▶ **THE PROBLEM**
For this exercise, restate the data below with no change at all.

*** Opening AVAILABLE DATA ***

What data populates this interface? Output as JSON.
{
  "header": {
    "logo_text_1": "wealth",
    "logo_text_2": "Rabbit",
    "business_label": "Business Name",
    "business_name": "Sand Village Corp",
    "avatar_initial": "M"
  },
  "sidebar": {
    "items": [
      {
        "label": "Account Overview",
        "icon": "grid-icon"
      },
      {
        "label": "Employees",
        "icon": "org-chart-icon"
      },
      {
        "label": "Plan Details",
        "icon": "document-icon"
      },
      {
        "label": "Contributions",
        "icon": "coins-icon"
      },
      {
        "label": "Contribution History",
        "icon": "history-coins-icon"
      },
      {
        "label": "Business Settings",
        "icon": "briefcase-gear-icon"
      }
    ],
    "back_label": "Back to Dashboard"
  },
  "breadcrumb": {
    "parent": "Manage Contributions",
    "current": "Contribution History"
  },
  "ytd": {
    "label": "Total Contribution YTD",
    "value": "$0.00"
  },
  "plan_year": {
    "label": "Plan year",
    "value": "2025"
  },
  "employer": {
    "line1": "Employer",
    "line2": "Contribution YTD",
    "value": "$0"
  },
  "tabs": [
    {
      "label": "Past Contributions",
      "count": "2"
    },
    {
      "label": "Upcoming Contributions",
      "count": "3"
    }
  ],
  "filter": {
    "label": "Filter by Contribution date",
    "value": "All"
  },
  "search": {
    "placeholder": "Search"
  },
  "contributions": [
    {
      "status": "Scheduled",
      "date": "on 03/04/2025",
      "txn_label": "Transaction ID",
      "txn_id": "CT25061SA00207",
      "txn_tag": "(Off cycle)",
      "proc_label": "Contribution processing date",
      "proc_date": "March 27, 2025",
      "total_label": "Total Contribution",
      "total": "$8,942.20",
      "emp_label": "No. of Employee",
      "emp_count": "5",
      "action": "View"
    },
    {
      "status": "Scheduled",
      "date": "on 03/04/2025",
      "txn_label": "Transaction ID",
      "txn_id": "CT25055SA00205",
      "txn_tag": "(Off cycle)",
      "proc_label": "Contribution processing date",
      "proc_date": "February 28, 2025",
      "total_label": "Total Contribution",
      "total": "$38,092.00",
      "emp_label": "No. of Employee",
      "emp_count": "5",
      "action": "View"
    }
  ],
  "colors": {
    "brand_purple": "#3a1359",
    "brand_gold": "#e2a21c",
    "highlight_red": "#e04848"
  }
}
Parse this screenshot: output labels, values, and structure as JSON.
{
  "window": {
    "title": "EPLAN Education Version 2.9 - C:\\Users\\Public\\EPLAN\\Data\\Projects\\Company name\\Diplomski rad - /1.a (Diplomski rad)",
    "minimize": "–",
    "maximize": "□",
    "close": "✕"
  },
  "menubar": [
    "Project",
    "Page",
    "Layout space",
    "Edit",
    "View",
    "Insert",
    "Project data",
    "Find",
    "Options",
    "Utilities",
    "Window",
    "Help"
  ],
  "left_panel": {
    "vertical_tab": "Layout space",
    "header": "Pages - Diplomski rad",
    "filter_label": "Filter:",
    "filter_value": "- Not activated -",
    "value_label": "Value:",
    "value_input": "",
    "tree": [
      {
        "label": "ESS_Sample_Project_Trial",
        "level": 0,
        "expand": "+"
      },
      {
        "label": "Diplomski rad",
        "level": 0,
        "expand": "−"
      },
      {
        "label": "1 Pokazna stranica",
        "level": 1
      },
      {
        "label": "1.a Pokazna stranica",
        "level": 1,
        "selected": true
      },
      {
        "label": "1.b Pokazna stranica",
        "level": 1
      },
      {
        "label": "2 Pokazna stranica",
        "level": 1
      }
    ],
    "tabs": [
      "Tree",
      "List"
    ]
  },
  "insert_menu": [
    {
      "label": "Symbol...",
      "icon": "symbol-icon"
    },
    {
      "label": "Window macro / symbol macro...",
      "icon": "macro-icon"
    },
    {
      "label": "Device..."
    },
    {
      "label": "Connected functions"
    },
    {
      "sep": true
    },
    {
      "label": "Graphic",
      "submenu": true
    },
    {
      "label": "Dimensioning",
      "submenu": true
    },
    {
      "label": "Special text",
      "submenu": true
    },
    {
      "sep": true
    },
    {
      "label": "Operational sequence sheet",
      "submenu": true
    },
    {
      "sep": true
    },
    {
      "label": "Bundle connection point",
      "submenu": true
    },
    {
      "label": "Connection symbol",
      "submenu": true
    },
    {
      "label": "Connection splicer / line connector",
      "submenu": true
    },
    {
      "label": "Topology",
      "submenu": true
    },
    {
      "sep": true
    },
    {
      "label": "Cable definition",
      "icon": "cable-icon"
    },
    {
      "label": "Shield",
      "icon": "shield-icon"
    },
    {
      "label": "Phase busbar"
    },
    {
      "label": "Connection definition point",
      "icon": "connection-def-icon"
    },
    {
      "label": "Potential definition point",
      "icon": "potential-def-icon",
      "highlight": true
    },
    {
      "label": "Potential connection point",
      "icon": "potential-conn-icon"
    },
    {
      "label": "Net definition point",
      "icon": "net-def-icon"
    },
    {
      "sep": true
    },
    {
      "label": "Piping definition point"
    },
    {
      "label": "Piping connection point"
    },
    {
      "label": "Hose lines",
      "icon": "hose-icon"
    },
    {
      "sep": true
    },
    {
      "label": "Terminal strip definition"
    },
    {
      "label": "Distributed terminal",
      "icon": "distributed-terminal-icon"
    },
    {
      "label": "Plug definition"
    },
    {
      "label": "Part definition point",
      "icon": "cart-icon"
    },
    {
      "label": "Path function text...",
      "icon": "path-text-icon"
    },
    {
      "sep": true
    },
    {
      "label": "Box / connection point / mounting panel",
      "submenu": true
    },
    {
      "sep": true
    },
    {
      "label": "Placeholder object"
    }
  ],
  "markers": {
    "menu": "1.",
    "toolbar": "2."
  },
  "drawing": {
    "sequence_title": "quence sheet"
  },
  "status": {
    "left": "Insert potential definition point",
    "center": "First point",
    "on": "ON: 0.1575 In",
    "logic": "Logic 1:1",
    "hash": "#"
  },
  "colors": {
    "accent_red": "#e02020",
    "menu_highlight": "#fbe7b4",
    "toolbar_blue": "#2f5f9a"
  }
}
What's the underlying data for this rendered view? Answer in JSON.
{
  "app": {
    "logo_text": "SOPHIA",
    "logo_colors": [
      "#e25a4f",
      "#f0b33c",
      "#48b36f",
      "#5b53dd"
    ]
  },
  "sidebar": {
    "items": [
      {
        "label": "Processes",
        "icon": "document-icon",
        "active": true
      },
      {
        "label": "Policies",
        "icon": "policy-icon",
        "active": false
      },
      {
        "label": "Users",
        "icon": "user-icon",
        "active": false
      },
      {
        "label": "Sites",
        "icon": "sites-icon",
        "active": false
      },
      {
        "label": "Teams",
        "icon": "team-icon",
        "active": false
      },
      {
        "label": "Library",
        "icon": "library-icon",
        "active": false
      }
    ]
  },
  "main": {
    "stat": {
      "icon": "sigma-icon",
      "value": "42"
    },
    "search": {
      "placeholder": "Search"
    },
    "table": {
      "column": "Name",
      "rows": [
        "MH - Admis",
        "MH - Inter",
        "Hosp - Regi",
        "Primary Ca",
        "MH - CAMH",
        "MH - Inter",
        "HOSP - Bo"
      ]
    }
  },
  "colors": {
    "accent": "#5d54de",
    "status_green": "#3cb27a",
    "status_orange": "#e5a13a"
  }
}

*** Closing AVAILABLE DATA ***

▶ **SOLUTION**
What data populates this interface? Output as JSON.
{
  "header": {
    "logo_text_1": "wealth",
    "logo_text_2": "Rabbit",
    "business_label": "Business Name",
    "business_name": "Sand Village Corp",
    "avatar_initial": "M"
  },
  "sidebar": {
    "items": [
      {
        "label": "Account Overview",
        "icon": "grid-icon"
      },
      {
        "label": "Employees",
        "icon": "org-chart-icon"
      },
      {
        "label": "Plan Details",
        "icon": "document-icon"
      },
      {
        "label": "Contributions",
        "icon": "coins-icon"
      },
      {
        "label": "Contribution History",
        "icon": "history-coins-icon"
      },
      {
        "label": "Business Settings",
        "icon": "briefcase-gear-icon"
      }
    ],
    "back_label": "Back to Dashboard"
  },
  "breadcrumb": {
    "parent": "Manage Contributions",
    "current": "Contribution History"
  },
  "ytd": {
    "label": "Total Contribution YTD",
    "value": "$0.00"
  },
  "plan_year": {
    "label": "Plan year",
    "value": "2025"
  },
  "employer": {
    "line1": "Employer",
    "line2": "Contribution YTD",
    "value": "$0"
  },
  "tabs": [
    {
      "label": "Past Contributions",
      "count": "2"
    },
    {
      "label": "Upcoming Contributions",
      "count": "3"
    }
  ],
  "filter": {
    "label": "Filter by Contribution date",
    "value": "All"
  },
  "search": {
    "placeholder": "Search"
  },
  "contributions": [
    {
      "status": "Scheduled",
      "date": "on 03/04/2025",
      "txn_label": "Transaction ID",
      "txn_id": "CT25061SA00207",
      "txn_tag": "(Off cycle)",
      "proc_label": "Contribution processing date",
      "proc_date": "March 27, 2025",
      "total_label": "Total Contribution",
      "total": "$8,942.20",
      "emp_label": "No. of Employee",
      "emp_count": "5",
      "action": "View"
    },
    {
      "status": "Scheduled",
      "date": "on 03/04/2025",
      "txn_label": "Transaction ID",
      "txn_id": "CT25055SA00205",
      "txn_tag": "(Off cycle)",
      "proc_label": "Contribution processing date",
      "proc_date": "February 28, 2025",
      "total_label": "Total Contribution",
      "total": "$38,092.00",
      "emp_label": "No. of Employee",
      "emp_count": "5",
      "action": "View"
    }
  ],
  "colors": {
    "brand_purple": "#3a1359",
    "brand_gold": "#e2a21c",
    "highlight_red": "#e04848"
  }
}
Parse this screenshot: output labels, values, and structure as JSON.
{
  "window": {
    "title": "EPLAN Education Version 2.9 - C:\\Users\\Public\\EPLAN\\Data\\Projects\\Company name\\Diplomski rad - /1.a (Diplomski rad)",
    "minimize": "–",
    "maximize": "□",
    "close": "✕"
  },
  "menubar": [
    "Project",
    "Page",
    "Layout space",
    "Edit",
    "View",
    "Insert",
    "Project data",
    "Find",
    "Options",
    "Utilities",
    "Window",
    "Help"
  ],
  "left_panel": {
    "vertical_tab": "Layout space",
    "header": "Pages - Diplomski rad",
    "filter_label": "Filter:",
    "filter_value": "- Not activated -",
    "value_label": "Value:",
    "value_input": "",
    "tree": [
      {
        "label": "ESS_Sample_Project_Trial",
        "level": 0,
        "expand": "+"
      },
      {
        "label": "Diplomski rad",
        "level": 0,
        "expand": "−"
      },
      {
        "label": "1 Pokazna stranica",
        "level": 1
      },
      {
        "label": "1.a Pokazna stranica",
        "level": 1,
        "selected": true
      },
      {
        "label": "1.b Pokazna stranica",
        "level": 1
      },
      {
        "label": "2 Pokazna stranica",
        "level": 1
      }
    ],
    "tabs": [
      "Tree",
      "List"
    ]
  },
  "insert_menu": [
    {
      "label": "Symbol...",
      "icon": "symbol-icon"
    },
    {
      "label": "Window macro / symbol macro...",
      "icon": "macro-icon"
    },
    {
      "label": "Device..."
    },
    {
      "label": "Connected functions"
    },
    {
      "sep": true
    },
    {
      "label": "Graphic",
      "submenu": true
    },
    {
      "label": "Dimensioning",
      "submenu": true
    },
    {
      "label": "Special text",
      "submenu": true
    },
    {
      "sep": true
    },
    {
      "label": "Operational sequence sheet",
      "submenu": true
    },
    {
      "sep": true
    },
    {
      "label": "Bundle connection point",
      "submenu": true
    },
    {
      "label": "Connection symbol",
      "submenu": true
    },
    {
      "label": "Connection splicer / line connector",
      "submenu": true
    },
    {
      "label": "Topology",
      "submenu": true
    },
    {
      "sep": true
    },
    {
      "label": "Cable definition",
      "icon": "cable-icon"
    },
    {
      "label": "Shield",
      "icon": "shield-icon"
    },
    {
      "label": "Phase busbar"
    },
    {
      "label": "Connection definition point",
      "icon": "connection-def-icon"
    },
    {
      "label": "Potential definition point",
      "icon": "potential-def-icon",
      "highlight": true
    },
    {
      "label": "Potential connection point",
      "icon": "potential-conn-icon"
    },
    {
      "label": "Net definition point",
      "icon": "net-def-icon"
    },
    {
      "sep": true
    },
    {
      "label": "Piping definition point"
    },
    {
      "label": "Piping connection point"
    },
    {
      "label": "Hose lines",
      "icon": "hose-icon"
    },
    {
      "sep": true
    },
    {
      "label": "Terminal strip definition"
    },
    {
      "label": "Distributed terminal",
      "icon": "distributed-terminal-icon"
    },
    {
      "label": "Plug definition"
    },
    {
      "label": "Part definition point",
      "icon": "cart-icon"
    },
    {
      "label": "Path function text...",
      "icon": "path-text-icon"
    },
    {
      "sep": true
    },
    {
      "label": "Box / connection point / mounting panel",
      "submenu": true
    },
    {
      "sep": true
    },
    {
      "label": "Placeholder object"
    }
  ],
  "markers": {
    "menu": "1.",
    "toolbar": "2."
  },
  "drawing": {
    "sequence_title": "quence sheet"
  },
  "status": {
    "left": "Insert potential definition point",
    "center": "First point",
    "on": "ON: 0.1575 In",
    "logic": "Logic 1:1",
    "hash": "#"
  },
  "colors": {
    "accent_red": "#e02020",
    "menu_highlight": "#fbe7b4",
    "toolbar_blue": "#2f5f9a"
  }
}
What's the underlying data for this rendered view? Answer in JSON.
{
  "app": {
    "logo_text": "SOPHIA",
    "logo_colors": [
      "#e25a4f",
      "#f0b33c",
      "#48b36f",
      "#5b53dd"
    ]
  },
  "sidebar": {
    "items": [
      {
        "label": "Processes",
        "icon": "document-icon",
        "active": true
      },
      {
        "label": "Policies",
        "icon": "policy-icon",
        "active": false
      },
      {
        "label": "Users",
        "icon": "user-icon",
        "active": false
      },
      {
        "label": "Sites",
        "icon": "sites-icon",
        "active": false
      },
      {
        "label": "Teams",
        "icon": "team-icon",
        "active": false
      },
      {
        "label": "Library",
        "icon": "library-icon",
        "active": false
      }
    ]
  },
  "main": {
    "stat": {
      "icon": "sigma-icon",
      "value": "42"
    },
    "search": {
      "placeholder": "Search"
    },
    "table": {
      "column": "Name",
      "rows": [
        "MH - Admis",
        "MH - Inter",
        "Hosp - Regi",
        "Primary Ca",
        "MH - CAMH",
        "MH - Inter",
        "HOSP - Bo"
      ]
    }
  },
  "colors": {
    "accent": "#5d54de",
    "status_green": "#3cb27a",
    "status_orange": "#e5a13a"
  }
}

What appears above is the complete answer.